Hummingbirds are another important Northwest pollinator. These tiny birds use their long beaks and tongues to drink nectar from bright, tube-shaped flowers. Rufous, Anna’s and broad-tailed hummingbirds are some of the most common species found in the Northwest.

  • Northwest Pollinators and Climate Change

    Screenshot of NW Pollinators Fact Sheet

Pacific Northwest Bumble Bee Atlas – This atlas provides an opportunity for citizen scientists to collect and share data about bees in Idaho, Oregon, and Washington.

Alaska Bee Atlas – This atlas is a collection program from the University of Alaska Anchorage to attain data on the biodiversity of bees in Alaska.

Pollinator Conservation Resources: Pacific Northwest – A region-specific collection of publications, native seed vendors, and other resources to aid in planning, establishing, restoring, and maintaining pollinator habitat—as well as materials to learn about the species of invertebrates and native plants in the Northwest.

Best Management Practices for Pollinators on Western Rangelands – A Xerces Society guide to managing pollinators on western public rangelands.

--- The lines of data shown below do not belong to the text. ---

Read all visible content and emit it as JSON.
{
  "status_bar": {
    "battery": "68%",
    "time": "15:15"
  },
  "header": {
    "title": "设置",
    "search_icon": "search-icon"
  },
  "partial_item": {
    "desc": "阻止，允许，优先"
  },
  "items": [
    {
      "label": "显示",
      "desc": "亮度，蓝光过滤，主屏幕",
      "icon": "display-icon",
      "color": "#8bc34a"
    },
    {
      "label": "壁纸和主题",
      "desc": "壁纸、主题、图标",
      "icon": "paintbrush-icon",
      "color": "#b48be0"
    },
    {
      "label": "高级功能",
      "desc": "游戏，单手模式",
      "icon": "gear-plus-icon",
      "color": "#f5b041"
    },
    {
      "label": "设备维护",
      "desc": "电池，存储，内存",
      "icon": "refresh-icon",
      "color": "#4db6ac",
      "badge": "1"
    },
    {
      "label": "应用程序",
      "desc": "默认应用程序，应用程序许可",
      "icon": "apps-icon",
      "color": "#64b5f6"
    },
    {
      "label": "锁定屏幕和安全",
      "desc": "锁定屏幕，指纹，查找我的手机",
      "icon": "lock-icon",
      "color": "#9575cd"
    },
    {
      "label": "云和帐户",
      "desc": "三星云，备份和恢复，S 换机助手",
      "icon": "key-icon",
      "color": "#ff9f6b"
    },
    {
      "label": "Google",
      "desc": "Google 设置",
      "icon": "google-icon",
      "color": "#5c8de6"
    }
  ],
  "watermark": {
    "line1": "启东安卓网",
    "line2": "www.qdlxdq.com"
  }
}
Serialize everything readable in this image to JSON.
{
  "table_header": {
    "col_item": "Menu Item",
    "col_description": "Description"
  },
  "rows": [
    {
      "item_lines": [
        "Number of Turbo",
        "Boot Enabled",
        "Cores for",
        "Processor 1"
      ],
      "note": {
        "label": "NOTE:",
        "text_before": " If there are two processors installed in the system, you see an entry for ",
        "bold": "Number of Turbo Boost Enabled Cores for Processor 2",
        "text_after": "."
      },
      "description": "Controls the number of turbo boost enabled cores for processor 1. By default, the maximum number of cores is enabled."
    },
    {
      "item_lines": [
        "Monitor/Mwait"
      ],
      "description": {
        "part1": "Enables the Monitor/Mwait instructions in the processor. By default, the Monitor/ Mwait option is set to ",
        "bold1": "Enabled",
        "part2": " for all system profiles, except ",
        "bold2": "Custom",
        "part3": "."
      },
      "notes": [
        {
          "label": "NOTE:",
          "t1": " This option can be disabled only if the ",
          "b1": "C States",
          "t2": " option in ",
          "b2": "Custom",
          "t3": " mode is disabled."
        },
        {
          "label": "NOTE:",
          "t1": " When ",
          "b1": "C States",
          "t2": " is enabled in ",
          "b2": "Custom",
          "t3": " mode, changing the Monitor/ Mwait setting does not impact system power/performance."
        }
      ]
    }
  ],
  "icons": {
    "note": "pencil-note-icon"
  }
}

Rangeland Management for Pollinators – A Xerces Society guide for private, native rangelands.

USDA Programs and Resources to Support Beekeepers – A factsheet on available programs and resources for beekeepers.

Resources for Building Bee Pollinator Habitat in Managed Forests – A wealth of native bees exist in non-agricultural landscapes such as forests and landscape trees. Foresters that own or manage small, private woodlands all the way up to large, industrial woodlands can contribute to conserving and promoting habitat and resources for our native bees.

Making a Bee Friendly Garden in Alaska – A guide that describes how to create a pollinator garden in Alaska.

Native Plant Picks for Bees – A guide from Oregon State University that helps pollinator gardeners to select native pollinator plants.

Plants for Pollinators in the Intermountain West – An NRCS guide to pollinator-friendly plants for eastern Washington, eastern Oregon, Idaho, Utah, and northern Nevada.

Pollination Resources for Maritime Fruit Production – A Washington State University list of resources for fruit producers in western Washington.